-- Data to process follows --
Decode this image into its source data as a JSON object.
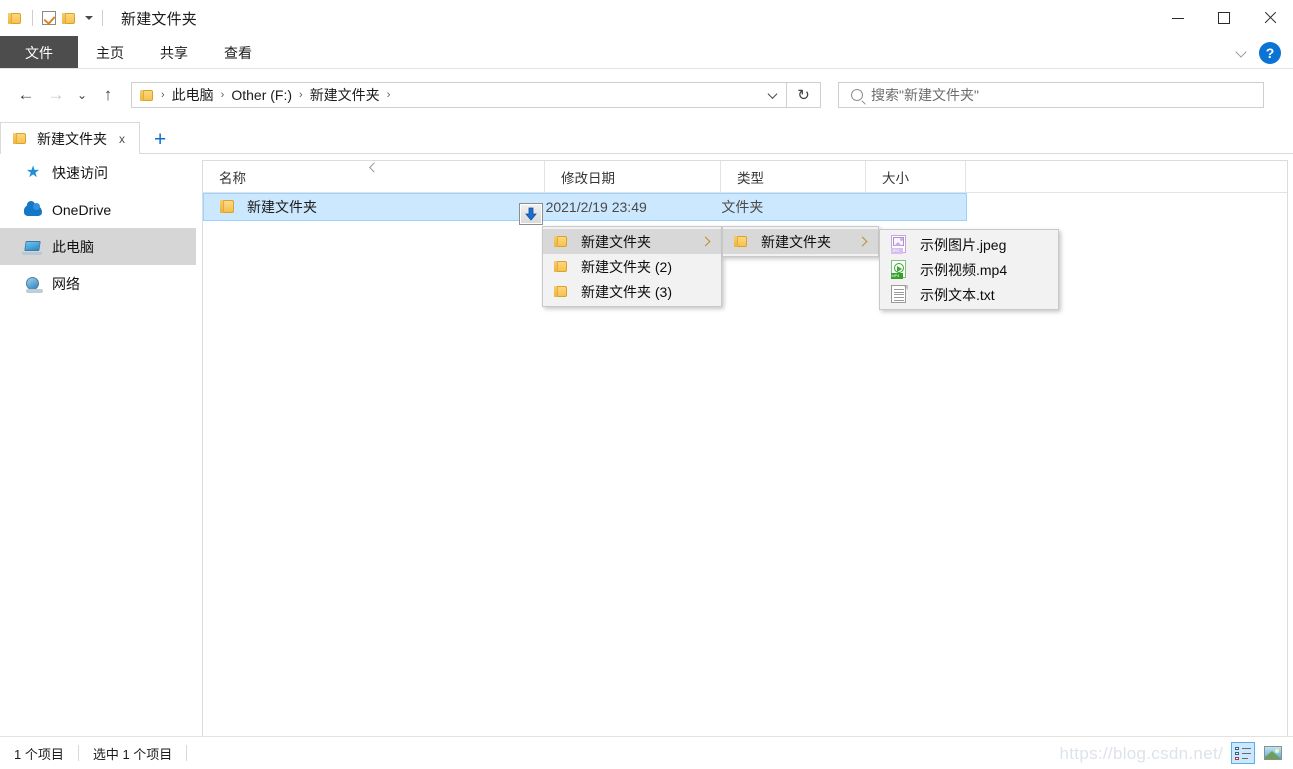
{
  "window": {
    "title": "新建文件夹",
    "quick_access_icons": [
      "folder-icon",
      "checkbox-icon",
      "folder-icon"
    ],
    "minimize_label": "",
    "maximize_label": "",
    "close_label": "",
    "help_label": "?"
  },
  "ribbon": {
    "tabs": [
      {
        "label": "文件",
        "active": true
      },
      {
        "label": "主页",
        "active": false
      },
      {
        "label": "共享",
        "active": false
      },
      {
        "label": "查看",
        "active": false
      }
    ]
  },
  "navigation": {
    "back_glyph": "←",
    "forward_glyph": "→",
    "recent_glyph": "⌄",
    "up_glyph": "↑",
    "refresh_glyph": "↻",
    "breadcrumbs": [
      "此电脑",
      "Other (F:)",
      "新建文件夹"
    ],
    "separator": "›"
  },
  "search": {
    "placeholder": "搜索\"新建文件夹\"",
    "icon": "search-icon"
  },
  "tabstrip": {
    "tabs": [
      {
        "label": "新建文件夹",
        "close": "x"
      }
    ],
    "new_tab": "+"
  },
  "sidebar": {
    "items": [
      {
        "label": "快速访问",
        "icon": "star-icon",
        "selected": false
      },
      {
        "label": "OneDrive",
        "icon": "cloud-icon",
        "selected": false
      },
      {
        "label": "此电脑",
        "icon": "monitor-icon",
        "selected": true
      },
      {
        "label": "网络",
        "icon": "globe-icon",
        "selected": false
      }
    ]
  },
  "filelist": {
    "columns": [
      {
        "label": "名称",
        "sort": "asc"
      },
      {
        "label": "修改日期",
        "sort": ""
      },
      {
        "label": "类型",
        "sort": ""
      },
      {
        "label": "大小",
        "sort": ""
      }
    ],
    "rows": [
      {
        "name": "新建文件夹",
        "date": "2021/2/19 23:49",
        "type": "文件夹",
        "size": "",
        "icon": "folder-icon",
        "selected": true
      }
    ]
  },
  "menus": {
    "menu1": {
      "items": [
        {
          "label": "新建文件夹",
          "icon": "folder-icon",
          "has_submenu": true,
          "highlighted": true
        },
        {
          "label": "新建文件夹 (2)",
          "icon": "folder-icon",
          "has_submenu": false,
          "highlighted": false
        },
        {
          "label": "新建文件夹 (3)",
          "icon": "folder-icon",
          "has_submenu": false,
          "highlighted": false
        }
      ]
    },
    "menu2": {
      "items": [
        {
          "label": "新建文件夹",
          "icon": "folder-icon",
          "has_submenu": true,
          "highlighted": true
        }
      ]
    },
    "menu3": {
      "items": [
        {
          "label": "示例图片.jpeg",
          "icon": "image-file-icon",
          "has_submenu": false,
          "highlighted": false
        },
        {
          "label": "示例视频.mp4",
          "icon": "video-file-icon",
          "has_submenu": false,
          "highlighted": false
        },
        {
          "label": "示例文本.txt",
          "icon": "text-file-icon",
          "has_submenu": false,
          "highlighted": false
        }
      ]
    }
  },
  "statusbar": {
    "item_count": "1 个项目",
    "selection": "选中 1 个项目",
    "views": [
      {
        "name": "details-view",
        "active": true
      },
      {
        "name": "large-icons-view",
        "active": false
      }
    ]
  },
  "watermark": "https://blog.csdn.net/",
  "colors": {
    "accent": "#0b6fd4",
    "selection": "#cce8ff",
    "file_tab_active": "#4d4d4d",
    "folder": "#f6bf45"
  }
}
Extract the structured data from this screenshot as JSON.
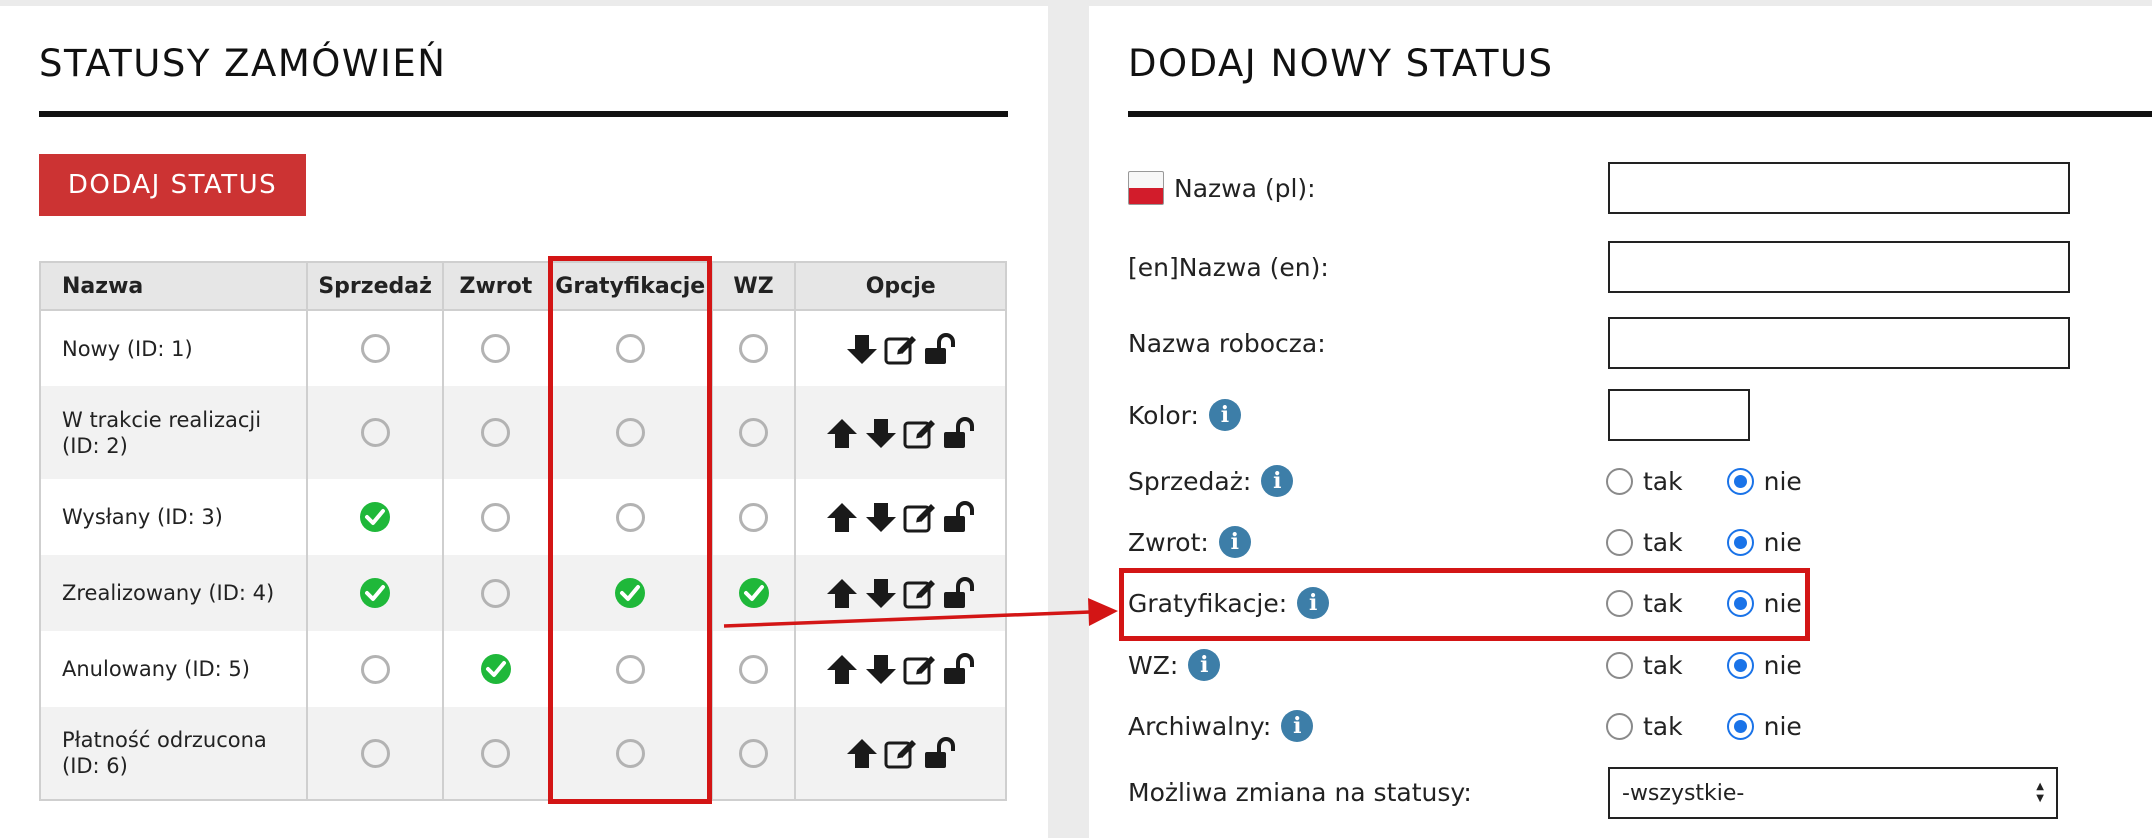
{
  "left": {
    "title": "STATUSY ZAMÓWIEŃ",
    "add_button": "DODAJ STATUS",
    "table": {
      "headers": {
        "name": "Nazwa",
        "sale": "Sprzedaż",
        "return": "Zwrot",
        "gratification": "Gratyfikacje",
        "wz": "WZ",
        "options": "Opcje"
      },
      "rows": [
        {
          "line1": "Nowy (ID: 1)",
          "line2": "",
          "sale": false,
          "return": false,
          "gratification": false,
          "wz": false,
          "up": false,
          "down": true
        },
        {
          "line1": "W trakcie realizacji",
          "line2": "(ID: 2)",
          "sale": false,
          "return": false,
          "gratification": false,
          "wz": false,
          "up": true,
          "down": true
        },
        {
          "line1": "Wysłany (ID: 3)",
          "line2": "",
          "sale": true,
          "return": false,
          "gratification": false,
          "wz": false,
          "up": true,
          "down": true
        },
        {
          "line1": "Zrealizowany (ID: 4)",
          "line2": "",
          "sale": true,
          "return": false,
          "gratification": true,
          "wz": true,
          "up": true,
          "down": true
        },
        {
          "line1": "Anulowany (ID: 5)",
          "line2": "",
          "sale": false,
          "return": true,
          "gratification": false,
          "wz": false,
          "up": true,
          "down": true
        },
        {
          "line1": "Płatność odrzucona",
          "line2": "(ID: 6)",
          "sale": false,
          "return": false,
          "gratification": false,
          "wz": false,
          "up": true,
          "down": false
        }
      ]
    }
  },
  "right": {
    "title": "DODAJ NOWY STATUS",
    "fields": {
      "name_pl": "Nazwa (pl):",
      "en_prefix": "[en]",
      "name_en": "Nazwa (en):",
      "working_name": "Nazwa robocza:",
      "color": "Kolor:",
      "sale": "Sprzedaż:",
      "return": "Zwrot:",
      "gratification": "Gratyfikacje:",
      "wz": "WZ:",
      "archived": "Archiwalny:",
      "allowed_change": "Możliwa zmiana na statusy:"
    },
    "radio": {
      "yes": "tak",
      "no": "nie"
    },
    "select_value": "-wszystkie-",
    "info_glyph": "i"
  },
  "colors": {
    "accent_red": "#cc3333",
    "highlight_red": "#d31515",
    "check_green": "#1fb83a",
    "info_blue": "#3d7ea8",
    "radio_blue": "#1a73e8"
  },
  "icons": {
    "up": "arrow-up-icon",
    "down": "arrow-down-icon",
    "edit": "edit-icon",
    "lock": "unlock-icon",
    "check": "check-circle-icon",
    "info": "info-icon",
    "flag": "flag-pl-icon"
  }
}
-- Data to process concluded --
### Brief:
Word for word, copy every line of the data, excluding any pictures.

### Task output:
Decode this image into its source data as a JSON object.
{
  "window": {
    "title": "新建文件夹",
    "quick_access_icons": [
      "folder-icon",
      "checkbox-icon",
      "folder-icon"
    ],
    "minimize_label": "",
    "maximize_label": "",
    "close_label": "",
    "help_label": "?"
  },
  "ribbon": {
    "tabs": [
      {
        "label": "文件",
        "active": true
      },
      {
        "label": "主页",
        "active": false
      },
      {
        "label": "共享",
        "active": false
      },
      {
        "label": "查看",
        "active": false
      }
    ]
  },
  "navigation": {
    "back_glyph": "←",
    "forward_glyph": "→",
    "recent_glyph": "⌄",
    "up_glyph": "↑",
    "refresh_glyph": "↻",
    "breadcrumbs": [
      "此电脑",
      "Other (F:)",
      "新建文件夹"
    ],
    "separator": "›"
  },
  "search": {
    "placeholder": "搜索\"新建文件夹\"",
    "icon": "search-icon"
  },
  "tabstrip": {
    "tabs": [
      {
        "label": "新建文件夹",
        "close": "x"
      }
    ],
    "new_tab": "+"
  },
  "sidebar": {
    "items": [
      {
        "label": "快速访问",
        "icon": "star-icon",
        "selected": false
      },
      {
        "label": "OneDrive",
        "icon": "cloud-icon",
        "selected": false
      },
      {
        "label": "此电脑",
        "icon": "monitor-icon",
        "selected": true
      },
      {
        "label": "网络",
        "icon": "globe-icon",
        "selected": false
      }
    ]
  },
  "filelist": {
    "columns": [
      {
        "label": "名称",
        "sort": "asc"
      },
      {
        "label": "修改日期",
        "sort": ""
      },
      {
        "label": "类型",
        "sort": ""
      },
      {
        "label": "大小",
        "sort": ""
      }
    ],
    "rows": [
      {
        "name": "新建文件夹",
        "date": "2021/2/19 23:49",
        "type": "文件夹",
        "size": "",
        "icon": "folder-icon",
        "selected": true
      }
    ]
  },
  "menus": {
    "menu1": {
      "items": [
        {
          "label": "新建文件夹",
          "icon": "folder-icon",
          "has_submenu": true,
          "highlighted": true
        },
        {
          "label": "新建文件夹 (2)",
          "icon": "folder-icon",
          "has_submenu": false,
          "highlighted": false
        },
        {
          "label": "新建文件夹 (3)",
          "icon": "folder-icon",
          "has_submenu": false,
          "highlighted": false
        }
      ]
    },
    "menu2": {
      "items": [
        {
          "label": "新建文件夹",
          "icon": "folder-icon",
          "has_submenu": true,
          "highlighted": true
        }
      ]
    },
    "menu3": {
      "items": [
        {
          "label": "示例图片.jpeg",
          "icon": "image-file-icon",
          "has_submenu": false,
          "highlighted": false
        },
        {
          "label": "示例视频.mp4",
          "icon": "video-file-icon",
          "has_submenu": false,
          "highlighted": false
        },
        {
          "label": "示例文本.txt",
          "icon": "text-file-icon",
          "has_submenu": false,
          "highlighted": false
        }
      ]
    }
  },
  "statusbar": {
    "item_count": "1 个项目",
    "selection": "选中 1 个项目",
    "views": [
      {
        "name": "details-view",
        "active": true
      },
      {
        "name": "large-icons-view",
        "active": false
      }
    ]
  },
  "watermark": "https://blog.csdn.net/",
  "colors": {
    "accent": "#0b6fd4",
    "selection": "#cce8ff",
    "file_tab_active": "#4d4d4d",
    "folder": "#f6bf45"
  }
}
Extract the structured data from this screenshot as JSON.
{
  "left": {
    "title": "STATUSY ZAMÓWIEŃ",
    "add_button": "DODAJ STATUS",
    "table": {
      "headers": {
        "name": "Nazwa",
        "sale": "Sprzedaż",
        "return": "Zwrot",
        "gratification": "Gratyfikacje",
        "wz": "WZ",
        "options": "Opcje"
      },
      "rows": [
        {
          "line1": "Nowy (ID: 1)",
          "line2": "",
          "sale": false,
          "return": false,
          "gratification": false,
          "wz": false,
          "up": false,
          "down": true
        },
        {
          "line1": "W trakcie realizacji",
          "line2": "(ID: 2)",
          "sale": false,
          "return": false,
          "gratification": false,
          "wz": false,
          "up": true,
          "down": true
        },
        {
          "line1": "Wysłany (ID: 3)",
          "line2": "",
          "sale": true,
          "return": false,
          "gratification": false,
          "wz": false,
          "up": true,
          "down": true
        },
        {
          "line1": "Zrealizowany (ID: 4)",
          "line2": "",
          "sale": true,
          "return": false,
          "gratification": true,
          "wz": true,
          "up": true,
          "down": true
        },
        {
          "line1": "Anulowany (ID: 5)",
          "line2": "",
          "sale": false,
          "return": true,
          "gratification": false,
          "wz": false,
          "up": true,
          "down": true
        },
        {
          "line1": "Płatność odrzucona",
          "line2": "(ID: 6)",
          "sale": false,
          "return": false,
          "gratification": false,
          "wz": false,
          "up": true,
          "down": false
        }
      ]
    }
  },
  "right": {
    "title": "DODAJ NOWY STATUS",
    "fields": {
      "name_pl": "Nazwa (pl):",
      "en_prefix": "[en]",
      "name_en": "Nazwa (en):",
      "working_name": "Nazwa robocza:",
      "color": "Kolor:",
      "sale": "Sprzedaż:",
      "return": "Zwrot:",
      "gratification": "Gratyfikacje:",
      "wz": "WZ:",
      "archived": "Archiwalny:",
      "allowed_change": "Możliwa zmiana na statusy:"
    },
    "radio": {
      "yes": "tak",
      "no": "nie"
    },
    "select_value": "-wszystkie-",
    "info_glyph": "i"
  },
  "colors": {
    "accent_red": "#cc3333",
    "highlight_red": "#d31515",
    "check_green": "#1fb83a",
    "info_blue": "#3d7ea8",
    "radio_blue": "#1a73e8"
  },
  "icons": {
    "up": "arrow-up-icon",
    "down": "arrow-down-icon",
    "edit": "edit-icon",
    "lock": "unlock-icon",
    "check": "check-circle-icon",
    "info": "info-icon",
    "flag": "flag-pl-icon"
  }
}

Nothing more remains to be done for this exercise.